1. Annie is 21 when she gets engaged. She has not yet graduated from college. She met her fiancé in Rome just a few months ago. So, naturally, her father is a bit concerned about the rush. As a kid, I was like “yeah, she can marry him if she loves him!” As an adult, (even though I’m only 23), I was sitting there like, “oh, honey… maybe see each other in the real world of bills and taking out the trash before you sign up for the rest of your life with him.” (If you’re getting married super soon after meeting on vacation, to each their own… but you make me a tiny bit nervous.)
2. George accepts their engagement (however ungraciously) and commits to paying for the whole thing (even though the groom’s parents are super duper rich and offered to help). It bums me out that society hasn’t caught up to the reality that this is not a change of ownership of a woman anymore. The bride works hard for her money just like the groom, but no matter how often that is said, tradition still expects the bride’s parents to pay for the bulk of the wedding. But, moving on…

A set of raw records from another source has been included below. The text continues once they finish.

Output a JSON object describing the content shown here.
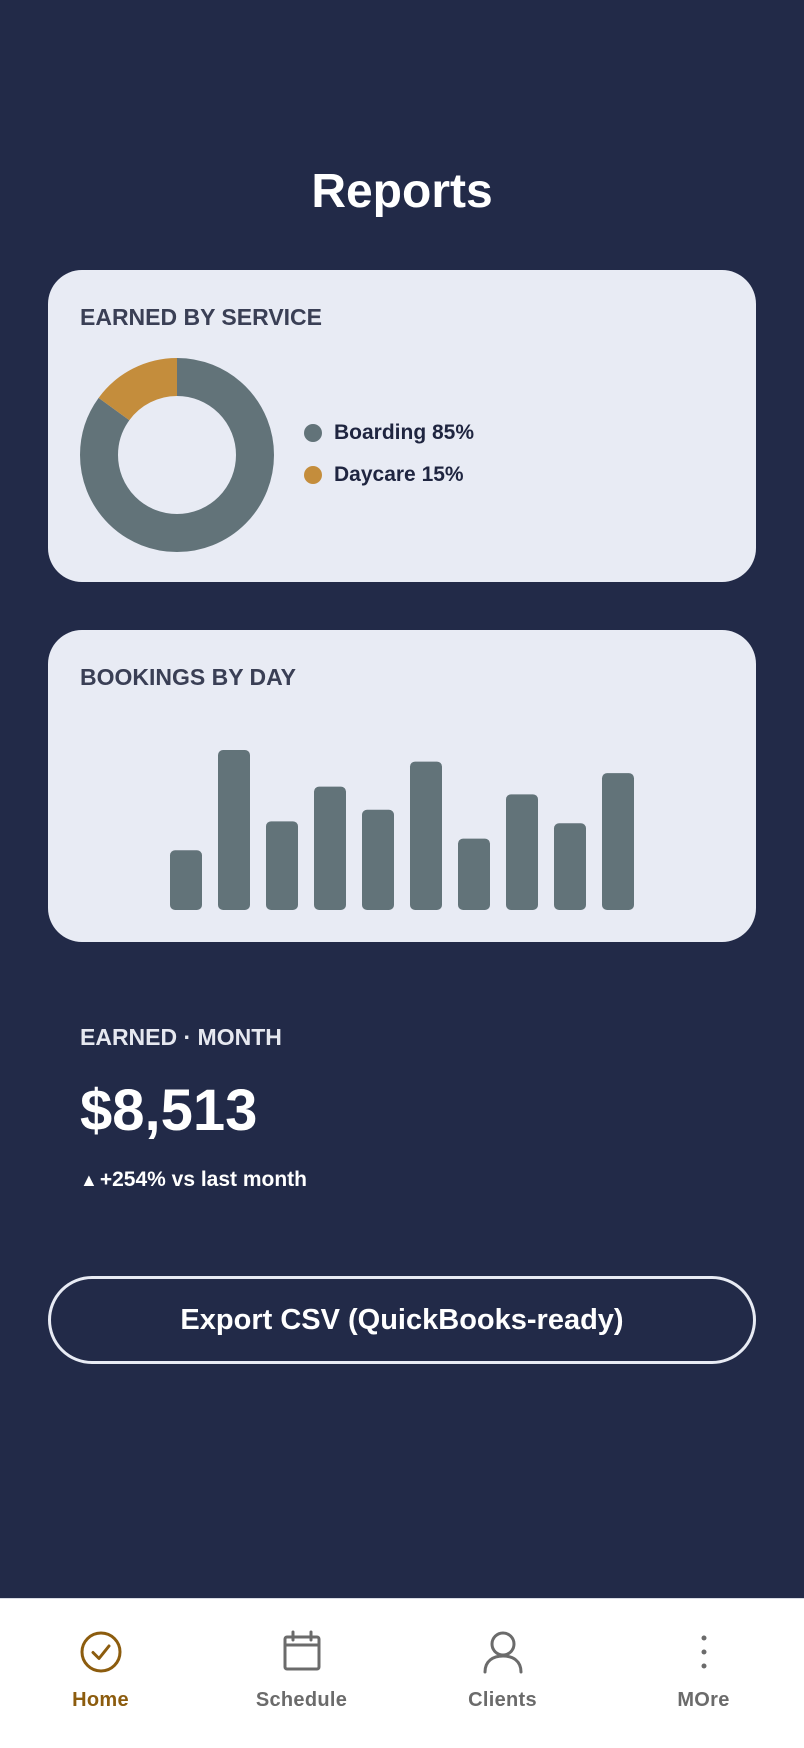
{
  "page": {
    "title": "Reports"
  },
  "service_card": {
    "title": "EARNED BY SERVICE",
    "legend": [
      {
        "label": "Boarding 85%",
        "color": "#627379"
      },
      {
        "label": "Daycare 15%",
        "color": "#c48d3c"
      }
    ]
  },
  "bookings_card": {
    "title": "BOOKINGS BY DAY"
  },
  "earned": {
    "label": "EARNED · MONTH",
    "value": "$8,513",
    "change_arrow": "▲",
    "change": "+254% vs last month"
  },
  "export_button": {
    "label": "Export CSV (QuickBooks-ready)"
  },
  "nav": {
    "items": [
      {
        "label": "Home",
        "icon": "check-circle-icon",
        "active": true
      },
      {
        "label": "Schedule",
        "icon": "calendar-icon",
        "active": false
      },
      {
        "label": "Clients",
        "icon": "person-icon",
        "active": false
      },
      {
        "label": "MOre",
        "icon": "more-vertical-icon",
        "active": false
      }
    ]
  },
  "colors": {
    "background": "#222a48",
    "card": "#e8ebf4",
    "bar": "#627379",
    "accent": "#c48d3c",
    "nav_active": "#8c5c0e"
  },
  "chart_data": [
    {
      "type": "pie",
      "title": "EARNED BY SERVICE",
      "categories": [
        "Boarding",
        "Daycare"
      ],
      "values": [
        85,
        15
      ],
      "colors": [
        "#627379",
        "#c48d3c"
      ],
      "donut": true
    },
    {
      "type": "bar",
      "title": "BOOKINGS BY DAY",
      "values": [
        3.1,
        8.3,
        4.6,
        6.4,
        5.2,
        7.7,
        3.7,
        6.0,
        4.5,
        7.1
      ],
      "ylim": [
        0,
        8.3
      ],
      "grid": false
    }
  ]
}
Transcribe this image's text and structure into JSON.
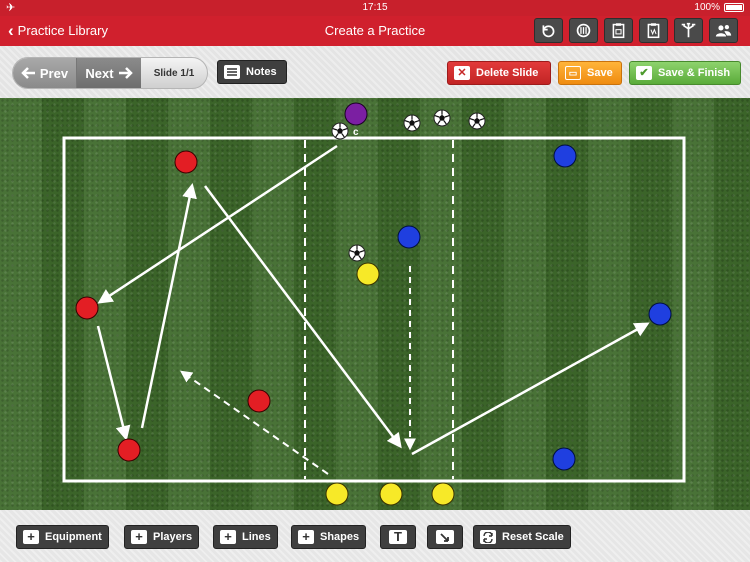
{
  "status": {
    "time": "17:15",
    "battery": "100%"
  },
  "nav": {
    "back_label": "Practice Library",
    "title": "Create a Practice",
    "icons": [
      "undo-icon",
      "mirror-icon",
      "clipboard-icon",
      "copy-icon",
      "tree-icon",
      "users-icon"
    ]
  },
  "toolbar": {
    "prev_label": "Prev",
    "next_label": "Next",
    "slide_indicator": "Slide 1/1",
    "notes_label": "Notes",
    "delete_label": "Delete Slide",
    "save_label": "Save",
    "save_finish_label": "Save & Finish"
  },
  "pitch": {
    "coach_label": "c",
    "colors": {
      "red": "#e31e24",
      "blue": "#1f3fe0",
      "yellow": "#f7e928",
      "purple": "#7b1fa2",
      "grass": "#3f6b2c"
    }
  },
  "bottom": {
    "equipment_label": "Equipment",
    "players_label": "Players",
    "lines_label": "Lines",
    "shapes_label": "Shapes",
    "text_tool": "T",
    "reset_label": "Reset Scale"
  },
  "colors": {
    "brand_red": "#d0202d",
    "save_orange": "#f39a1e",
    "finish_green": "#6cbd4a",
    "dark_button": "#3f3f3f"
  }
}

3. Enter the wedding planner. It quickly becomes evident that Annie and her mom are looking to spend ALL THE MONEY on this wedding because it should be “nice”. And poor George is stuck going into shock at the thought of a thousand-dollar cake, swans, fish dinner for multiple hundreds of people, and flying in the groom’s relatives from overseas. And I’m sitting on my couch, freaking out for him, like “WHY does he have to pay for their airfare!! Is that a thing!!?” And who needs swans!? Who even does that!? This is turning into the least chilla wedding ever with the most obligation guests ever.
4. Then, for the rest of the movie, his wife makes him feel bad about not wanting to spend so much on a wedding. And I about lost it. I mean, good on you, mom, for being a business owner and doing well enough to have saved some money and built a nice life, but this is a hundred thousand dollar plus wedding! Get your head out of the wedding industry’s butt and listen to your husband’s serious concerns about finances!But she doesn’t, and George gets guilt-tripped into spending all the money.

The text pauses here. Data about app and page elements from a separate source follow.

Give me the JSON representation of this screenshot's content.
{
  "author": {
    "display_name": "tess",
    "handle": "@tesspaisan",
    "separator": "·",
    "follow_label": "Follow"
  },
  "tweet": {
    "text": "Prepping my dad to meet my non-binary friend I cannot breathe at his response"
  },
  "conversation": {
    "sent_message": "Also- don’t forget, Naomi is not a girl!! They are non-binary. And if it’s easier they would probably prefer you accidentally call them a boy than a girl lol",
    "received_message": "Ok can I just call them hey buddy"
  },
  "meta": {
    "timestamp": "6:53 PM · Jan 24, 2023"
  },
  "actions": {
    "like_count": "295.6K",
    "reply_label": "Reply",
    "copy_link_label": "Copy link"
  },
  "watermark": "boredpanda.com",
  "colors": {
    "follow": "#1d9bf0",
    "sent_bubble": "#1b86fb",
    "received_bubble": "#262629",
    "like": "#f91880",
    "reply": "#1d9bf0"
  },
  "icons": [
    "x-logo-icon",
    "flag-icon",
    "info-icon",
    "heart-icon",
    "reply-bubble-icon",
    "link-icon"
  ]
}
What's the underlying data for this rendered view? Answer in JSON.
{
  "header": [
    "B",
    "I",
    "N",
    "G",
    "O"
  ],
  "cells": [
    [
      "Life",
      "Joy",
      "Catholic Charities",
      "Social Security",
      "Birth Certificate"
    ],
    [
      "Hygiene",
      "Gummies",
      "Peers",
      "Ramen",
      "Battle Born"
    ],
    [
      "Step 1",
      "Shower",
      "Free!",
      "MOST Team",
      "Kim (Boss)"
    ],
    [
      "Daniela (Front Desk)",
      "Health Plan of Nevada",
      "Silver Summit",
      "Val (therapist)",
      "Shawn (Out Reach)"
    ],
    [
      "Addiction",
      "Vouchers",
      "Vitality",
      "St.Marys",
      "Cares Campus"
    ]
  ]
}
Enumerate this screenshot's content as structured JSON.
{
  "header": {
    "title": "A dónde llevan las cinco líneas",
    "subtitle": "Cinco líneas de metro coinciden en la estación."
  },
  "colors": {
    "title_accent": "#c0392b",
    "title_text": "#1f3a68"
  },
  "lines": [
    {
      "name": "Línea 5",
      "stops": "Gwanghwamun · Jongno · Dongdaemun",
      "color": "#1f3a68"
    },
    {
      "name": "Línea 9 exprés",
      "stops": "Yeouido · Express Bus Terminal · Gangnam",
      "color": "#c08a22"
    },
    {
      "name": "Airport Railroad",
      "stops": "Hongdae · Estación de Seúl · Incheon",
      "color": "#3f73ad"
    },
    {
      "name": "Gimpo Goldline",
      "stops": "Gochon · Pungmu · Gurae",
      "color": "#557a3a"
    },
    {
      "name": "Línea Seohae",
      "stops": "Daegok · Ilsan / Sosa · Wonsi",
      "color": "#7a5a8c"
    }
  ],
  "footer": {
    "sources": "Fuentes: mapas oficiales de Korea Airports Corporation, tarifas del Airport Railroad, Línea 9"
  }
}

5. Despite my annoyances with the wedding planning irresponsibility of this movie, when it actually came time for the wedding, I freaking sobbed. Like, loudly and messily. Because I love my dad, okay! And this movie is cute, however poor of a planning guide it may be.
6. The reception comes around, and the whole thing lasts about ten minutes in movie time. It flies by. It’s gorgeous, and ridiculous, and has a zillion people, and I hardly even remember it. Which I think is actually pretty accurate as to how most people see the actual day of the wedding. And poor George hardly got to enjoy it at all because he was too busy.
So, thank you for sticking with me throughout that rant, the point of which is that I wish Aleisha had been active and preaching in the nineties for this poor Father-Chilla who tried and failed to have his voice heard. Also, thank god that the times are sort of coming around to getting rid of waaaayy outdated traditions so we can all move on and be reasonable humans.
And love our dads because they’re great.-Sniff-The most helpful thing to me within this whole wedding planning process is giving myself permission to completely ignore the wedding industry brainwashing and opt for not spending all of our money. We do still need things like food, and hopefully a house in a few years. If you’re on this website and listening to Aleisha, you’re probably on a savvy track. The rest of the wedding-marketing world won’t help you out, but just breathe and know that you don’t have to buy all of the tat they tell you to buy.